Hundreds of newspapers across the country — and many digital nonprofit news organizations — published editorials Thursday in defense of press freedom. These media outlets were exercising their First Amendment rights, claiming their fundamental role in our democracy, and urging the president of the United States to stop calling news media “the enemy of the people.” It was an impressive act of solidarity.
So, where was public media? Covering the story as news, as if President Trump’s irresponsible use of the aptly named bully pulpit doesn’t threaten public media journalism, too.
Public broadcasting stations are permitted to editorialize, so long as they don’t weigh in on elections and endorse candidates. Section 399 of the Public Broadcasting Act of 1967 had banned all editorializing, but the provision was challenged by Pacifica Radio and overturned by the U.S. Supreme Court in 1984.
Is fear of losing our federal funding buying institutional silence? You could say that it buys our unshakeable commitment to civil discourse. It seems that in this harsh and divisive climate, public media is the last broadcaster standing by the imperative to bring people of diverse perspectives together to talk and to listen. This is a pro-democracy peacekeeping mission of sorts.
Still, it’s hard to remain silent when ethical, sound, courageous journalism is under attack. In a nation of 300 million firearms and widespread mental health issues, the president’s words put our public media reporters and producers and stations in real and present danger.
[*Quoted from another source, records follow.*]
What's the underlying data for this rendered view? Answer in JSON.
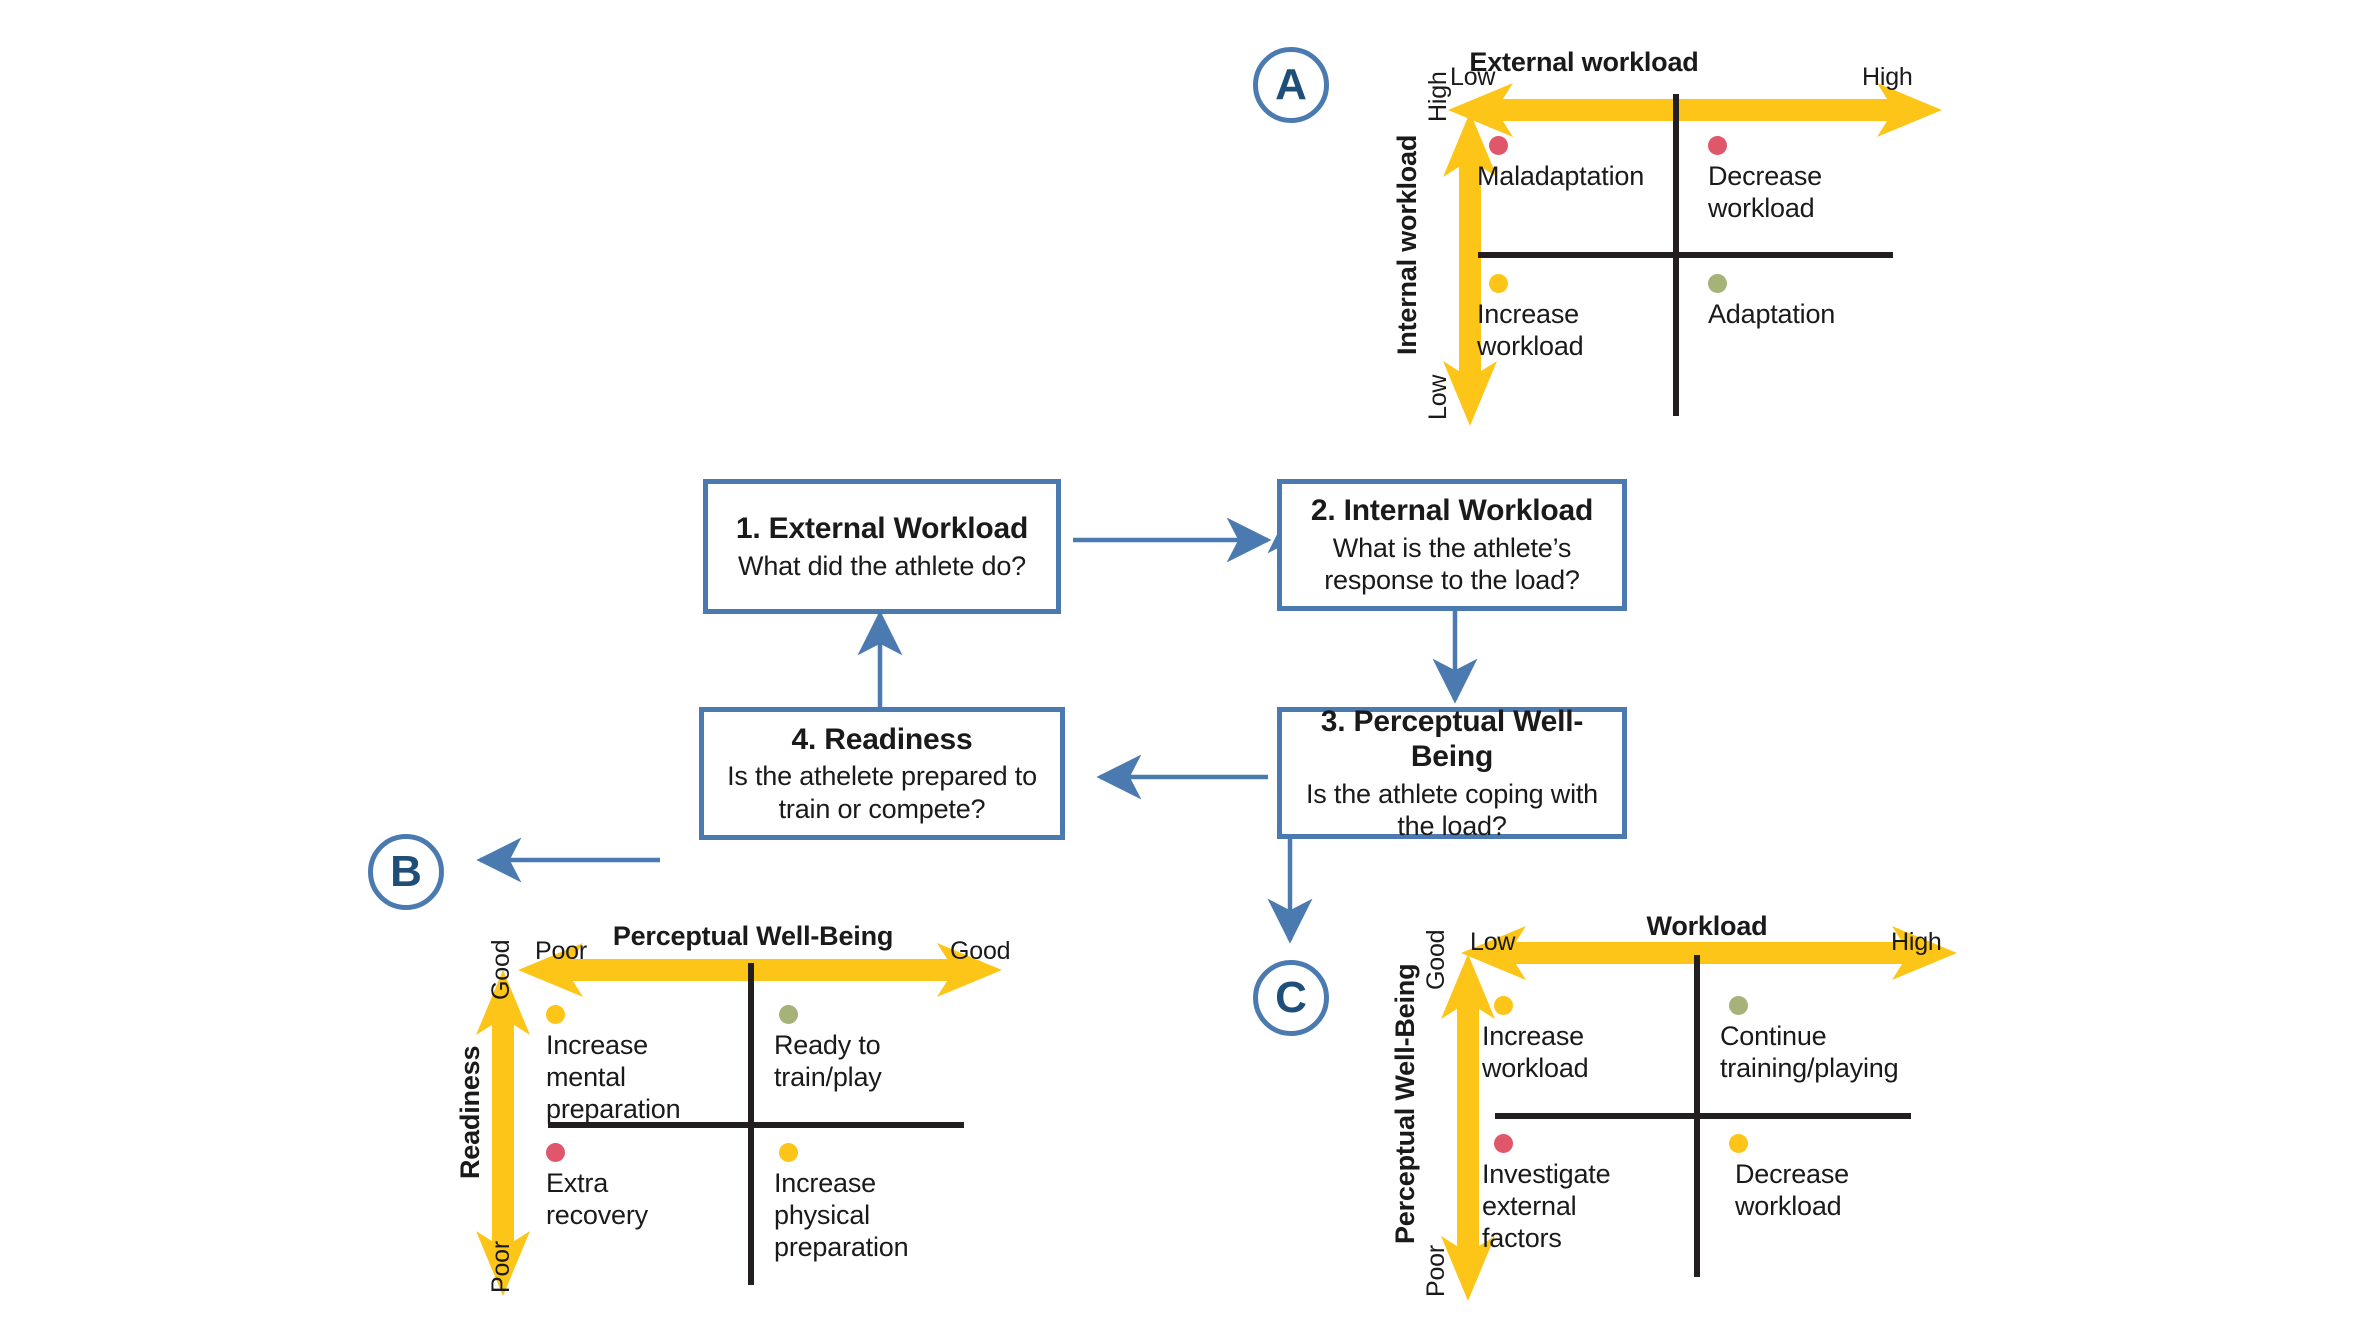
{
  "colors": {
    "blue_line": "#4a7ab0",
    "blue_dark": "#1f4e79",
    "yellow": "#fcc518",
    "black": "#231f20",
    "dot_red": "#e0566a",
    "dot_yellow": "#fcc518",
    "dot_green": "#a6b378"
  },
  "badges": {
    "a": "A",
    "b": "B",
    "c": "C"
  },
  "process": {
    "box1": {
      "title": "1. External Workload",
      "subtitle": "What did the athlete do?"
    },
    "box2": {
      "title": "2. Internal Workload",
      "subtitle": "What is the athlete’s\nresponse to the load?"
    },
    "box3": {
      "title": "3. Perceptual Well-Being",
      "subtitle": "Is the athlete coping with\nthe load?"
    },
    "box4": {
      "title": "4. Readiness",
      "subtitle": "Is the athelete prepared to\ntrain or compete?"
    }
  },
  "chart_data": [
    {
      "id": "A",
      "type": "scatter",
      "title": "External workload",
      "xlabel": "External workload",
      "ylabel": "Internal workload",
      "x_ticks": [
        "Low",
        "High"
      ],
      "y_ticks": [
        "Low",
        "High"
      ],
      "grid": false,
      "legend": "none",
      "quadrants": [
        {
          "position": "top-left",
          "label": "Maladaptation",
          "marker": "red",
          "x": "low",
          "y": "high"
        },
        {
          "position": "top-right",
          "label": "Decrease workload",
          "marker": "red",
          "x": "high",
          "y": "high"
        },
        {
          "position": "bottom-left",
          "label": "Increase workload",
          "marker": "yellow",
          "x": "low",
          "y": "low"
        },
        {
          "position": "bottom-right",
          "label": "Adaptation",
          "marker": "green",
          "x": "high",
          "y": "low"
        }
      ]
    },
    {
      "id": "B",
      "type": "scatter",
      "title": "Perceptual Well-Being",
      "xlabel": "Perceptual Well-Being",
      "ylabel": "Readiness",
      "x_ticks": [
        "Poor",
        "Good"
      ],
      "y_ticks": [
        "Poor",
        "Good"
      ],
      "grid": false,
      "legend": "none",
      "quadrants": [
        {
          "position": "top-left",
          "label": "Increase mental\npreparation",
          "marker": "yellow",
          "x": "poor",
          "y": "good"
        },
        {
          "position": "top-right",
          "label": "Ready to train/play",
          "marker": "green",
          "x": "good",
          "y": "good"
        },
        {
          "position": "bottom-left",
          "label": "Extra recovery",
          "marker": "red",
          "x": "poor",
          "y": "poor"
        },
        {
          "position": "bottom-right",
          "label": "Increase physical\npreparation",
          "marker": "yellow",
          "x": "good",
          "y": "poor"
        }
      ]
    },
    {
      "id": "C",
      "type": "scatter",
      "title": "Workload",
      "xlabel": "Workload",
      "ylabel": "Perceptual Well-Being",
      "x_ticks": [
        "Low",
        "High"
      ],
      "y_ticks": [
        "Poor",
        "Good"
      ],
      "grid": false,
      "legend": "none",
      "quadrants": [
        {
          "position": "top-left",
          "label": "Increase workload",
          "marker": "yellow",
          "x": "low",
          "y": "good"
        },
        {
          "position": "top-right",
          "label": "Continue training/playing",
          "marker": "green",
          "x": "high",
          "y": "good"
        },
        {
          "position": "bottom-left",
          "label": "Investigate\nexternal factors",
          "marker": "red",
          "x": "low",
          "y": "poor"
        },
        {
          "position": "bottom-right",
          "label": "Decrease workload",
          "marker": "yellow",
          "x": "high",
          "y": "poor"
        }
      ]
    }
  ],
  "panelA": {
    "title": "External workload",
    "x_low": "Low",
    "x_high": "High",
    "y_name": "Internal workload",
    "y_high": "High",
    "y_low": "Low",
    "q_tl": "Maladaptation",
    "q_tr": "Decrease workload",
    "q_bl": "Increase workload",
    "q_br": "Adaptation"
  },
  "panelB": {
    "title": "Perceptual Well-Being",
    "x_low": "Poor",
    "x_high": "Good",
    "y_name": "Readiness",
    "y_high": "Good",
    "y_low": "Poor",
    "q_tl_1": "Increase mental",
    "q_tl_2": "preparation",
    "q_tr": "Ready to train/play",
    "q_bl": "Extra recovery",
    "q_br_1": "Increase physical",
    "q_br_2": "preparation"
  },
  "panelC": {
    "title": "Workload",
    "x_low": "Low",
    "x_high": "High",
    "y_name": "Perceptual Well-Being",
    "y_high": "Good",
    "y_low": "Poor",
    "q_tl": "Increase workload",
    "q_tr": "Continue training/playing",
    "q_bl_1": "Investigate",
    "q_bl_2": "external factors",
    "q_br": "Decrease workload"
  }
}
The president’s toxic rhetoric doesn’t serve any positive purpose. It’s just another example of the shocking disrespect he dishes out to so many different Americans, while demonstrating an unconscionable level of respect for the likes of Vladimir Putin and Kim Jong-un. But public media continues to take the higher ground and treat the president with respect. It stimulates my gag reflex, but I totally get it.
Some historians and survivors of authoritarian regimes have urged Americans to fight what they see as evidence of a growing fascism in our country. Dictators typically blame journalists before targeting them for imprisonment or worse. It couldn’t happen here, right?
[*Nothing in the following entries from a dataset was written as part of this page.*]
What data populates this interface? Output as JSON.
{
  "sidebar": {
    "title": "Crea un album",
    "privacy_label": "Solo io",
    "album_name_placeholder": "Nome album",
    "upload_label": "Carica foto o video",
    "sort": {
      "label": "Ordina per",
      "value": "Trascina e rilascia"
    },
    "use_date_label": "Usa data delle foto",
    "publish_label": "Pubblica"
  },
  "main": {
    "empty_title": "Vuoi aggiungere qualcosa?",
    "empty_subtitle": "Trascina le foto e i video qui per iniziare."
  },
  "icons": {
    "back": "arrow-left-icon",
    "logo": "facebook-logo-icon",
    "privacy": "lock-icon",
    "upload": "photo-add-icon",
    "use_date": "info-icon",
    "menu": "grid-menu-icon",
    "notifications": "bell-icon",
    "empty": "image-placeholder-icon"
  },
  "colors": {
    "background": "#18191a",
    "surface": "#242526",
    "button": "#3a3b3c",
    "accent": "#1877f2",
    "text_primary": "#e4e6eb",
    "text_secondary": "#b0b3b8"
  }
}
So, at what point would public media speak out? The Public Broadcasting Act likely referred only to the use of the public airwaves. In 2018, we all have many other ways of using our voices for good.
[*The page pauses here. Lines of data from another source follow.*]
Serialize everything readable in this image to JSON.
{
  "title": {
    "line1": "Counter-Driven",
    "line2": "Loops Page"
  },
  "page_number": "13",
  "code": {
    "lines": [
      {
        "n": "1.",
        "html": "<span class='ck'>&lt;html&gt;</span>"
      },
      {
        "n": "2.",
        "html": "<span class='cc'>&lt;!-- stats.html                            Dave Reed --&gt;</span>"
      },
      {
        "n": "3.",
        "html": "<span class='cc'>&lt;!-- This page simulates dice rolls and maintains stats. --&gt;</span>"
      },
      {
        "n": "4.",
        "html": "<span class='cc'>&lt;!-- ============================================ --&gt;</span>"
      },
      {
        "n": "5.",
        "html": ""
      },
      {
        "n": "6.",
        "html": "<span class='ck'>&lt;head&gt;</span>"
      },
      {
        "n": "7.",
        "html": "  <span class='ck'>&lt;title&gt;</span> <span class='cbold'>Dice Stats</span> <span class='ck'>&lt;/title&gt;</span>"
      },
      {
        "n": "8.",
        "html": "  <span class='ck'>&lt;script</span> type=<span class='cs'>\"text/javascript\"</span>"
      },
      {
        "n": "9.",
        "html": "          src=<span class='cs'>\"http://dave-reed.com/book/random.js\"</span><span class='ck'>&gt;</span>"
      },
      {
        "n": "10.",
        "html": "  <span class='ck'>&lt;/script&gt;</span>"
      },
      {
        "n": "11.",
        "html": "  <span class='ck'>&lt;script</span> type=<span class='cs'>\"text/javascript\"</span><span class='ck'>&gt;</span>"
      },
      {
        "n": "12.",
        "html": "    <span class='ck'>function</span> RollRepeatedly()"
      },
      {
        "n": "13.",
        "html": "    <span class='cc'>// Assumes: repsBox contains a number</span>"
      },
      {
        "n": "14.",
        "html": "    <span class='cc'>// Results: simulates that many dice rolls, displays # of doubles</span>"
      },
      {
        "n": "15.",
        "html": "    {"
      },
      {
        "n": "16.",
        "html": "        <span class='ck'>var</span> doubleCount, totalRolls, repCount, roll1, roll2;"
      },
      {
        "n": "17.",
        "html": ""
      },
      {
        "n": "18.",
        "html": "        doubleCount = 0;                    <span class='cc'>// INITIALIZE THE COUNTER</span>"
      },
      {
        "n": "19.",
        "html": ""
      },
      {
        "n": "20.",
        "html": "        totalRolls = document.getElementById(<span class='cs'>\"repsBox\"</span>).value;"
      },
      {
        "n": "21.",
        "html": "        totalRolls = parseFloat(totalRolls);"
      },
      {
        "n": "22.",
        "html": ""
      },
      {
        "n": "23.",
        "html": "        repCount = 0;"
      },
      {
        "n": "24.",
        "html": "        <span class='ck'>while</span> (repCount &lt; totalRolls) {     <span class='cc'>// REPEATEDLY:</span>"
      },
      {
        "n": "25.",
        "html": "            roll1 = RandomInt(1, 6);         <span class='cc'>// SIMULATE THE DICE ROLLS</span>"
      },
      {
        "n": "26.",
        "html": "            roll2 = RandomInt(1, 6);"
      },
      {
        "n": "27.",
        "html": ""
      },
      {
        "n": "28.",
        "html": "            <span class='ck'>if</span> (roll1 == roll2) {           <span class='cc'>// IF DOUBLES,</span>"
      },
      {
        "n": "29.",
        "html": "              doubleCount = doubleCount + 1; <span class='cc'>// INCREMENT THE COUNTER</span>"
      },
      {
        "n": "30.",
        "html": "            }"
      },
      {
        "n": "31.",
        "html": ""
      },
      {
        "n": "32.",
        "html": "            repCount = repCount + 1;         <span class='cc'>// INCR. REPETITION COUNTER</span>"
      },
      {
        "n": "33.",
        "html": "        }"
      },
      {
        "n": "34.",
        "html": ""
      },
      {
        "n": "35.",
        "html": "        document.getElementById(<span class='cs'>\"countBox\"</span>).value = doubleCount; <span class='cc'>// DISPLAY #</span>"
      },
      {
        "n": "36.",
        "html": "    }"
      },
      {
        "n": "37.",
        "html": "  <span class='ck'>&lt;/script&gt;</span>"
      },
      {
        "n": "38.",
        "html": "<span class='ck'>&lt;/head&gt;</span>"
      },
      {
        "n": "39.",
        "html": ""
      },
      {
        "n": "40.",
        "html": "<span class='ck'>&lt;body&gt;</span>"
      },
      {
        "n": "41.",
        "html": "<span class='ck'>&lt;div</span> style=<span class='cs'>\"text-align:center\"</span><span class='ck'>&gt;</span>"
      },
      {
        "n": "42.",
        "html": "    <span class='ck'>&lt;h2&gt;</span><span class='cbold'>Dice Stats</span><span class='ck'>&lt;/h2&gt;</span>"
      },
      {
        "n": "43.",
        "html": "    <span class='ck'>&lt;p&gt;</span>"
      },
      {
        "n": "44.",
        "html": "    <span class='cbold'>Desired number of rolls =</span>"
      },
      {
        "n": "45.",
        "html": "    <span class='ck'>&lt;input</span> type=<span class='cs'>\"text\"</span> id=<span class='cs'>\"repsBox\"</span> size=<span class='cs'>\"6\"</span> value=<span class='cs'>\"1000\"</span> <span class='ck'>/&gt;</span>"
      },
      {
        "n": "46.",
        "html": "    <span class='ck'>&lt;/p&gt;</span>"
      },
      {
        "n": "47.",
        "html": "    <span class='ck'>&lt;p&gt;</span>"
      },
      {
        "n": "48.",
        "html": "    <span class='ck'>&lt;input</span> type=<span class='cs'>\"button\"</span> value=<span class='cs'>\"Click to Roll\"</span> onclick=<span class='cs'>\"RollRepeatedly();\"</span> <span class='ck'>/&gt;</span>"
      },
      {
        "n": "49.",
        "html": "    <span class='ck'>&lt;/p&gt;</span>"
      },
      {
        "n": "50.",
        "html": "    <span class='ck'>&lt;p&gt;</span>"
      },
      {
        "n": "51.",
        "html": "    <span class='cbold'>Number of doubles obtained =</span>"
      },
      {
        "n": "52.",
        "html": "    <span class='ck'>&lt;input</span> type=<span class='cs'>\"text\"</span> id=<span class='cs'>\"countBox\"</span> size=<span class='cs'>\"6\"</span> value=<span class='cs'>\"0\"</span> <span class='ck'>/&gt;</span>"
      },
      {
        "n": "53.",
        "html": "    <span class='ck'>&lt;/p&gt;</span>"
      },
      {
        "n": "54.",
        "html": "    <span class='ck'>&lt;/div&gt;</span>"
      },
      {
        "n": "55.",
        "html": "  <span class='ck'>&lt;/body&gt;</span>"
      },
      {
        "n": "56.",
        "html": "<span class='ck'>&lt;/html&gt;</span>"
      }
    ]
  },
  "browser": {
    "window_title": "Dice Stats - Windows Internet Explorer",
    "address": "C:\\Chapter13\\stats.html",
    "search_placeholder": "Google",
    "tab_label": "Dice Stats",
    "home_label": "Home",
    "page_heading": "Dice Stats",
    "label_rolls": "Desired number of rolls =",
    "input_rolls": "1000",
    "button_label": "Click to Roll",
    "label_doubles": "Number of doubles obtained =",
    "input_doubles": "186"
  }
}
Martin Luther King Jr. said, “We are confronted with the fierce urgency of now. In this unfolding conundrum of life and history, there is such a thing as being too late. This is no time for apathy or complacency. This is a time for vigorous and positive action.”
I’m not advocating that public media take any action in particular. But as trusted community leaders, we can at least have a vigorous conversation about what more we can do to best serve the public in these dark times.
Correction: An earlier version of this editorial mistakenly said that the Public Broadcasting Act prohibits noncommercial stations from editorializing. That provision was overturned by the Supreme Court in 1984.